It can be a long, tiring process, and many shops use a team of their best people to consider all of the factors involved before making such an important decision. Smaller purchases, however, can be passed off as unimportant because they don't require as much time or study.
Buying cutting tools can be among those less demanding purchases. Cutting tools are consumables that cost a fraction of a shop's machines, but they can have a dramatic effect on profitability.
The 2006 American Machinist Benchmark Survey of the U.S. machine shop industry showed that the leading machine shops, on average, spend twice as much for tooling as all other shops, and yet are more profitable and more competitive.
Those shops keep their productivity high and extend machine use in part because they extend tool life, keeping a cutting edge on a workpiece for more hours.
Not all jobs require premium tooling, but all jobs deserve careful consideration that the tools used to get them done are the best suited for the task at hand. Determining the best tool for the job should be done by a team that is as expert as the team that makes capital decisions.
We have two reports on tooling in this issue that talk about issues related to tooling and the costs of tooling.
In the first on page 40, Associate Editor Larry Haftl talks about how cutting tool suppliers are providing process engineering assistance, based on their in-house expertise, to help machine shops increase their productivity, cut costs and cycle times, and keep machines cutting. The services are typically provided free-of-charge, but the cutting tool makers report seeing their own profits increase when their customers do well.
In the second report, Associate Editor Jim Benes talks about ways to drive down the costs of buying cutting tools. Shops are using creative programs to reduce their spending on cutting tools, and many of those programs—whether it's consolidating vendors, purchasing turn-key tooling packages, or integrating purchasing plans—can be applied to any shop.
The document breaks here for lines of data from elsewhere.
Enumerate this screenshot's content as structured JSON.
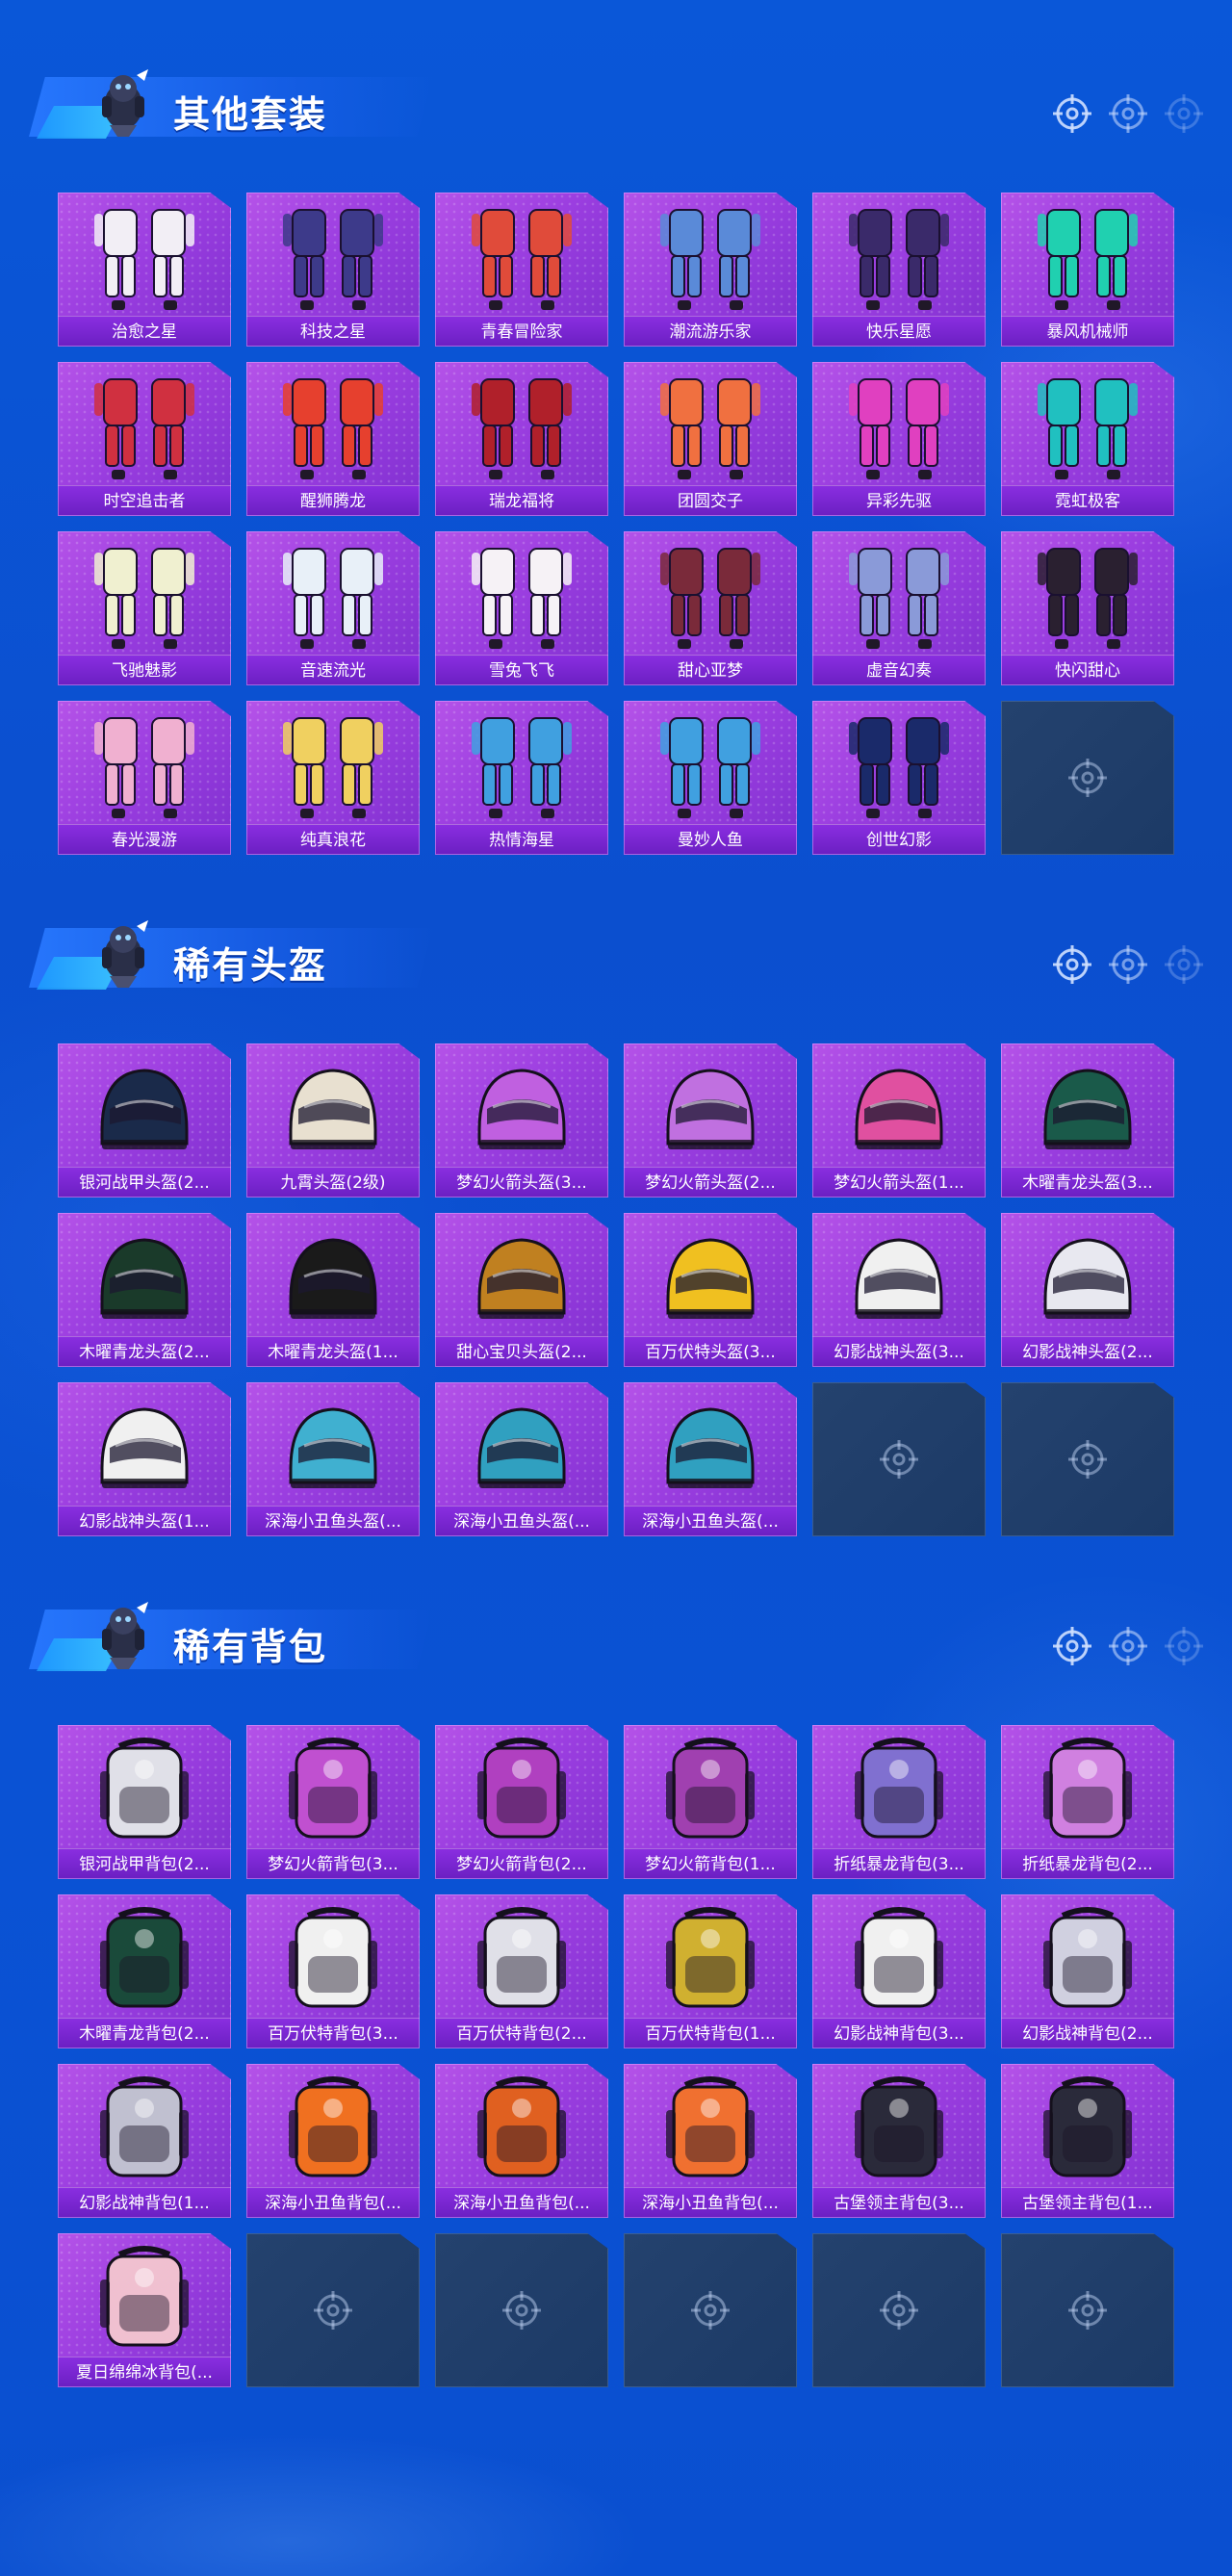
{
  "colors": {
    "background": "#0a55d6",
    "card_purple": "#9b3ee0",
    "label_bar": "#7a26d2",
    "empty_slot": "#203e6a",
    "icon_glyph": "#cfe0ff"
  },
  "sections": [
    {
      "title": "其他套装",
      "items": [
        {
          "label": "治愈之星",
          "accent": "#f2eef5"
        },
        {
          "label": "科技之星",
          "accent": "#3d3a8a"
        },
        {
          "label": "青春冒险家",
          "accent": "#e04b3a"
        },
        {
          "label": "潮流游乐家",
          "accent": "#5a8ad8"
        },
        {
          "label": "快乐星愿",
          "accent": "#3a2a6a"
        },
        {
          "label": "暴风机械师",
          "accent": "#20d0b0"
        },
        {
          "label": "时空追击者",
          "accent": "#d03040"
        },
        {
          "label": "醒狮腾龙",
          "accent": "#e6402e"
        },
        {
          "label": "瑞龙福将",
          "accent": "#b0202a"
        },
        {
          "label": "团圆交子",
          "accent": "#f07040"
        },
        {
          "label": "异彩先驱",
          "accent": "#e040c0"
        },
        {
          "label": "霓虹极客",
          "accent": "#20c0c0"
        },
        {
          "label": "飞驰魅影",
          "accent": "#f0f0d0"
        },
        {
          "label": "音速流光",
          "accent": "#e8f0f8"
        },
        {
          "label": "雪兔飞飞",
          "accent": "#f6f2f6"
        },
        {
          "label": "甜心亚梦",
          "accent": "#7a2a3a"
        },
        {
          "label": "虚音幻奏",
          "accent": "#8a9ad8"
        },
        {
          "label": "快闪甜心",
          "accent": "#2a2030"
        },
        {
          "label": "春光漫游",
          "accent": "#f0b0d0"
        },
        {
          "label": "纯真浪花",
          "accent": "#f0d060"
        },
        {
          "label": "热情海星",
          "accent": "#40a0e0"
        },
        {
          "label": "曼妙人鱼",
          "accent": "#40a0e0"
        },
        {
          "label": "创世幻影",
          "accent": "#1a2a6a"
        },
        {
          "label": "",
          "accent": ""
        }
      ]
    },
    {
      "title": "稀有头盔",
      "items": [
        {
          "label": "银河战甲头盔(2...",
          "accent": "#1a2a4a"
        },
        {
          "label": "九霄头盔(2级)",
          "accent": "#e8e0d0"
        },
        {
          "label": "梦幻火箭头盔(3...",
          "accent": "#c060e0"
        },
        {
          "label": "梦幻火箭头盔(2...",
          "accent": "#c070e0"
        },
        {
          "label": "梦幻火箭头盔(1...",
          "accent": "#e050a0"
        },
        {
          "label": "木曜青龙头盔(3...",
          "accent": "#1a5a4a"
        },
        {
          "label": "木曜青龙头盔(2...",
          "accent": "#1a3a2a"
        },
        {
          "label": "木曜青龙头盔(1...",
          "accent": "#1a1a1a"
        },
        {
          "label": "甜心宝贝头盔(2...",
          "accent": "#c08020"
        },
        {
          "label": "百万伏特头盔(3...",
          "accent": "#f0c020"
        },
        {
          "label": "幻影战神头盔(3...",
          "accent": "#f0f0f0"
        },
        {
          "label": "幻影战神头盔(2...",
          "accent": "#e8e8f0"
        },
        {
          "label": "幻影战神头盔(1...",
          "accent": "#f0f0f0"
        },
        {
          "label": "深海小丑鱼头盔(...",
          "accent": "#40b0d0"
        },
        {
          "label": "深海小丑鱼头盔(...",
          "accent": "#30a0c0"
        },
        {
          "label": "深海小丑鱼头盔(...",
          "accent": "#30a0c0"
        },
        {
          "label": "",
          "accent": ""
        },
        {
          "label": "",
          "accent": ""
        }
      ]
    },
    {
      "title": "稀有背包",
      "items": [
        {
          "label": "银河战甲背包(2...",
          "accent": "#e0e0e8"
        },
        {
          "label": "梦幻火箭背包(3...",
          "accent": "#c050d0"
        },
        {
          "label": "梦幻火箭背包(2...",
          "accent": "#b040c0"
        },
        {
          "label": "梦幻火箭背包(1...",
          "accent": "#a040b0"
        },
        {
          "label": "折纸暴龙背包(3...",
          "accent": "#8070d0"
        },
        {
          "label": "折纸暴龙背包(2...",
          "accent": "#d080e0"
        },
        {
          "label": "木曜青龙背包(2...",
          "accent": "#1a4a3a"
        },
        {
          "label": "百万伏特背包(3...",
          "accent": "#f0f0f0"
        },
        {
          "label": "百万伏特背包(2...",
          "accent": "#e0e0e8"
        },
        {
          "label": "百万伏特背包(1...",
          "accent": "#d0b030"
        },
        {
          "label": "幻影战神背包(3...",
          "accent": "#f0f0f0"
        },
        {
          "label": "幻影战神背包(2...",
          "accent": "#d0d0e0"
        },
        {
          "label": "幻影战神背包(1...",
          "accent": "#c0c0d0"
        },
        {
          "label": "深海小丑鱼背包(...",
          "accent": "#f07020"
        },
        {
          "label": "深海小丑鱼背包(...",
          "accent": "#e06020"
        },
        {
          "label": "深海小丑鱼背包(...",
          "accent": "#f07030"
        },
        {
          "label": "古堡领主背包(3...",
          "accent": "#2a2a3a"
        },
        {
          "label": "古堡领主背包(1...",
          "accent": "#2a2a3a"
        },
        {
          "label": "夏日绵绵冰背包(...",
          "accent": "#f0c0d0"
        },
        {
          "label": "",
          "accent": ""
        },
        {
          "label": "",
          "accent": ""
        },
        {
          "label": "",
          "accent": ""
        },
        {
          "label": "",
          "accent": ""
        },
        {
          "label": "",
          "accent": ""
        }
      ]
    }
  ]
}
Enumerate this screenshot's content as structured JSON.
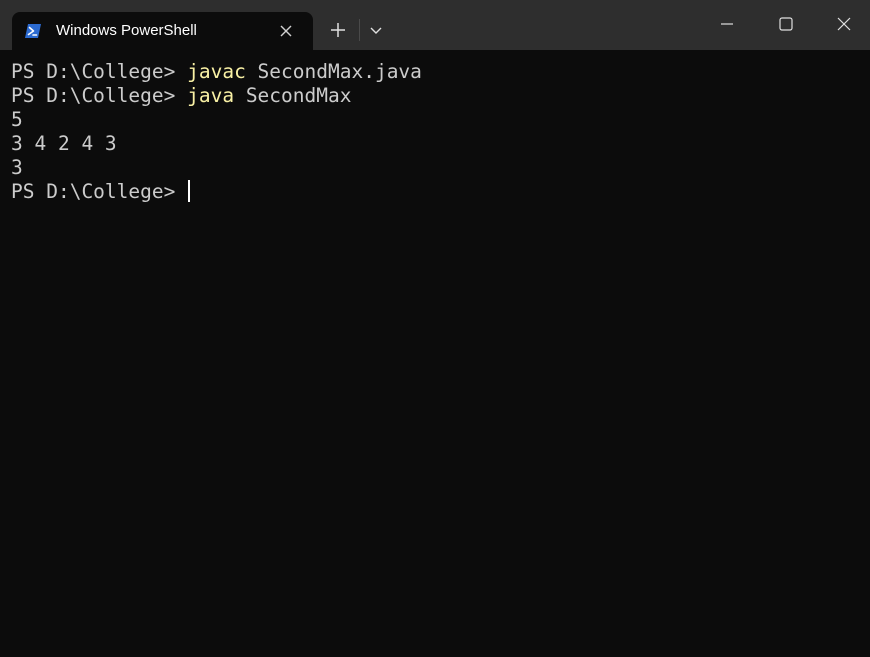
{
  "tab": {
    "icon": "powershell-icon",
    "title": "Windows PowerShell"
  },
  "toolbar": {
    "new_tab_icon": "plus-icon",
    "dropdown_icon": "chevron-down-icon"
  },
  "window_controls": {
    "minimize_icon": "minimize-icon",
    "maximize_icon": "maximize-icon",
    "close_icon": "close-icon"
  },
  "colors": {
    "background": "#0c0c0c",
    "titlebar": "#2e2e2e",
    "foreground": "#cccccc",
    "command": "#f9f1a5"
  },
  "terminal": {
    "lines": [
      {
        "prompt": "PS D:\\College> ",
        "command": "javac",
        "args": " SecondMax.java"
      },
      {
        "prompt": "PS D:\\College> ",
        "command": "java",
        "args": " SecondMax"
      },
      {
        "text": "5"
      },
      {
        "text": "3 4 2 4 3"
      },
      {
        "text": "3"
      },
      {
        "prompt": "PS D:\\College> "
      }
    ]
  }
}
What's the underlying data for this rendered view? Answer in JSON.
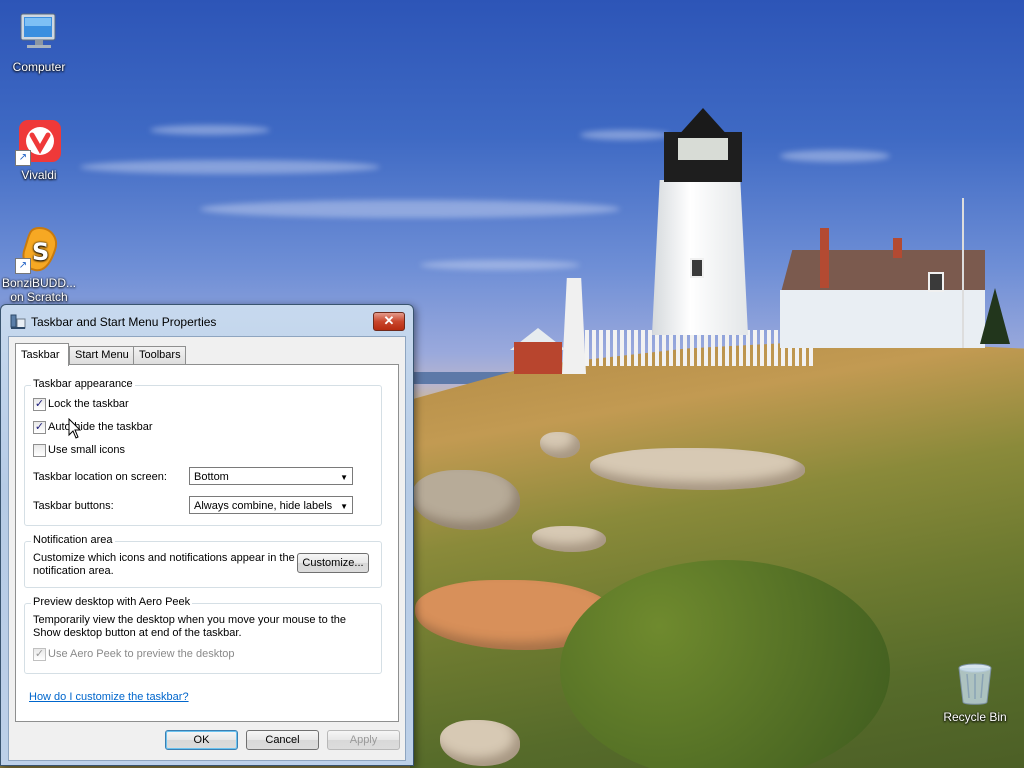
{
  "desktop": {
    "icons": [
      {
        "label": "Computer",
        "icon": "computer-icon"
      },
      {
        "label": "Vivaldi",
        "icon": "vivaldi-icon"
      },
      {
        "label_line1": "BonziBUDD...",
        "label_line2": "on Scratch",
        "icon": "scratch-icon"
      },
      {
        "label": "Recycle Bin",
        "icon": "recycle-bin-icon"
      }
    ]
  },
  "dialog": {
    "title": "Taskbar and Start Menu Properties",
    "close_glyph": "✕",
    "tabs": [
      {
        "label": "Taskbar",
        "active": true
      },
      {
        "label": "Start Menu",
        "active": false
      },
      {
        "label": "Toolbars",
        "active": false
      }
    ],
    "appearance": {
      "title": "Taskbar appearance",
      "lock": {
        "label": "Lock the taskbar",
        "checked": true
      },
      "autohide": {
        "label": "Auto-hide the taskbar",
        "checked": true
      },
      "small_icons": {
        "label": "Use small icons",
        "checked": false
      },
      "location_label": "Taskbar location on screen:",
      "location_value": "Bottom",
      "buttons_label": "Taskbar buttons:",
      "buttons_value": "Always combine, hide labels"
    },
    "notification": {
      "title": "Notification area",
      "text_line1": "Customize which icons and notifications appear in the",
      "text_line2": "notification area.",
      "button": "Customize..."
    },
    "aero_peek": {
      "title": "Preview desktop with Aero Peek",
      "text_line1": "Temporarily view the desktop when you move your mouse to the",
      "text_line2": "Show desktop button at end of the taskbar.",
      "checkbox": {
        "label": "Use Aero Peek to preview the desktop",
        "checked": true,
        "disabled": true
      }
    },
    "help_link": "How do I customize the taskbar?",
    "buttons": {
      "ok": "OK",
      "cancel": "Cancel",
      "apply": "Apply"
    },
    "check_glyph": "✓"
  },
  "colors": {
    "link": "#0066cc",
    "close_button": "#c9462c",
    "default_button_border": "#3c7fb1"
  }
}
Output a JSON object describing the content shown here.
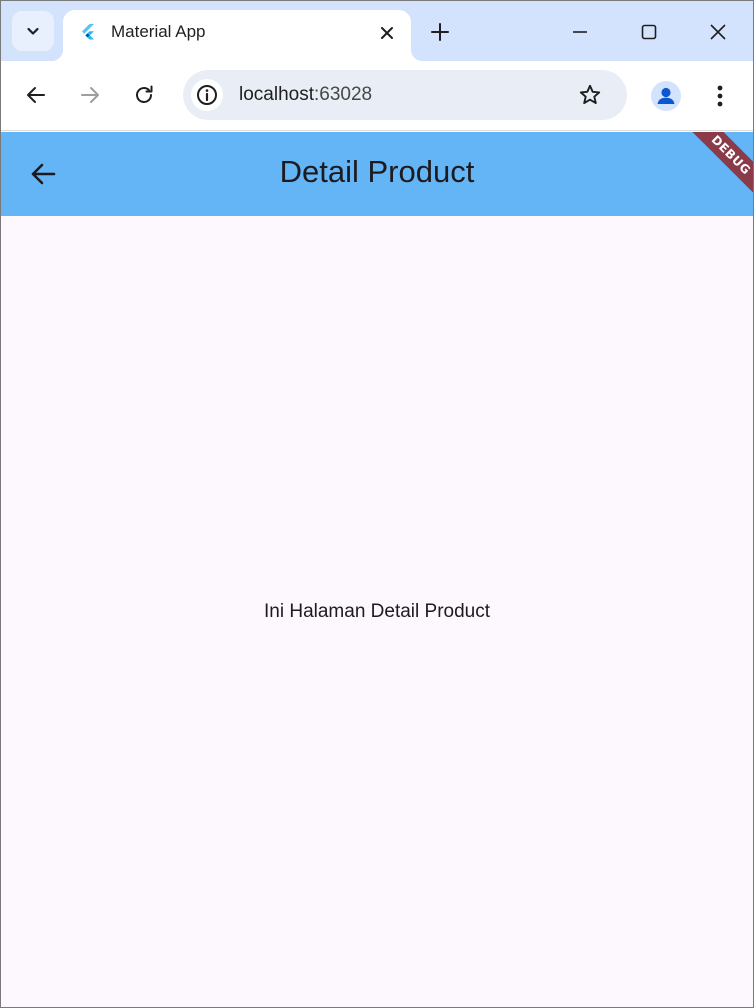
{
  "browser": {
    "tab": {
      "title": "Material App",
      "favicon": "flutter-logo-icon"
    },
    "icons": {
      "tab_search": "chevron-down-icon",
      "tab_close": "close-icon",
      "new_tab": "plus-icon",
      "minimize": "minimize-icon",
      "maximize": "maximize-icon",
      "close_window": "close-icon",
      "back": "arrow-left-icon",
      "forward": "arrow-right-icon",
      "reload": "reload-icon",
      "site_info": "info-icon",
      "bookmark": "star-icon",
      "profile": "person-icon",
      "menu": "kebab-icon"
    },
    "address": {
      "host": "localhost",
      "port": ":63028"
    }
  },
  "app": {
    "appbar": {
      "title": "Detail Product",
      "back_icon": "arrow-left-icon",
      "color": "#64b5f6"
    },
    "debug_banner": "DEBUG",
    "body_text": "Ini Halaman Detail Product",
    "background": "#fdf7fe"
  }
}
Cutting tool expenditures typically represent a mere 3 percent to 4 percent of a shop's expenditures for a given job, but careful and skillful attention to the what, how and when of tool purchasing can translate into a much wider profit margin.